== What you should do ==
From the listing below, copy each line where "title" occurs.

== Record extracts ==
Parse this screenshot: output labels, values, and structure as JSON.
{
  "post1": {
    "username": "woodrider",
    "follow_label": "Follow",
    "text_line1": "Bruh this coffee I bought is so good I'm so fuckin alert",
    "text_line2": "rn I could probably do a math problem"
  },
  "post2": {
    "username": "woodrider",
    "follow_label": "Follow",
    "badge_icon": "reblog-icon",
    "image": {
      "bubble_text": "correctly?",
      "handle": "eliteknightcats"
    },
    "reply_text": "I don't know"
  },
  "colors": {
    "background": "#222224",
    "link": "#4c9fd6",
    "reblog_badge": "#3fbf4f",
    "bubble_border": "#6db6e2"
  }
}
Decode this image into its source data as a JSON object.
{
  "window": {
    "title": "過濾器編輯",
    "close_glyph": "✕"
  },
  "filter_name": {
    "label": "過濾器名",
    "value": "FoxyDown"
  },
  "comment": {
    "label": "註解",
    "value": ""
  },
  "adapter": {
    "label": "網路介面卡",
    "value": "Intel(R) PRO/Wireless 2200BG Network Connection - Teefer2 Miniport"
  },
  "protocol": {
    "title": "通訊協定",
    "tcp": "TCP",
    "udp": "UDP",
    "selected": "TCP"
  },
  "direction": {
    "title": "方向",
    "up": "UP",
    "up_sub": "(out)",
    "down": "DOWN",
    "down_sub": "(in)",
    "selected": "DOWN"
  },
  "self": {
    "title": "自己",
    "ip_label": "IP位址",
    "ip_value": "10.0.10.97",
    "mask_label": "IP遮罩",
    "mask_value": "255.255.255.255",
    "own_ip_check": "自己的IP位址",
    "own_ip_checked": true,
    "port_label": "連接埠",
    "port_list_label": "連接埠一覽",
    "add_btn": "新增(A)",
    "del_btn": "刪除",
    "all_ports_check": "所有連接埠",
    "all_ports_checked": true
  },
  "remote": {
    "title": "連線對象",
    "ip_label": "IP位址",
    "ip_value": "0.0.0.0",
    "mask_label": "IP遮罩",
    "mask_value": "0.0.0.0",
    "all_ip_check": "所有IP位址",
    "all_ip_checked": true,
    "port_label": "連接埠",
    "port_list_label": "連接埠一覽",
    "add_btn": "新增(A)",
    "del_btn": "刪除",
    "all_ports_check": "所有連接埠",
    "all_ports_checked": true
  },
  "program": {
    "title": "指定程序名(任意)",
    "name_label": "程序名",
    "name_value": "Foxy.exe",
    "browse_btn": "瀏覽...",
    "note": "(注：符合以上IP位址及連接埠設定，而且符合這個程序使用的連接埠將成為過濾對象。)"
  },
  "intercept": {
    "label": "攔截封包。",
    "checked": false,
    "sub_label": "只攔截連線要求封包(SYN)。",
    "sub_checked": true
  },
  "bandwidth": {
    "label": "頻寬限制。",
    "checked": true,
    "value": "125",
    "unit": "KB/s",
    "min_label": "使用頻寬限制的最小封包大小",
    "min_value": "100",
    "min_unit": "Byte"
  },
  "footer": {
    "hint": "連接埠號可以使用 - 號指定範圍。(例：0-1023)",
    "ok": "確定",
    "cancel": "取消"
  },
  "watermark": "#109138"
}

== Result of this task ==
    "title": "過濾器編輯",
    "title": "通訊協定",
    "title": "方向",
    "title": "自己",
    "title": "連線對象",
    "title": "指定程序名(任意)",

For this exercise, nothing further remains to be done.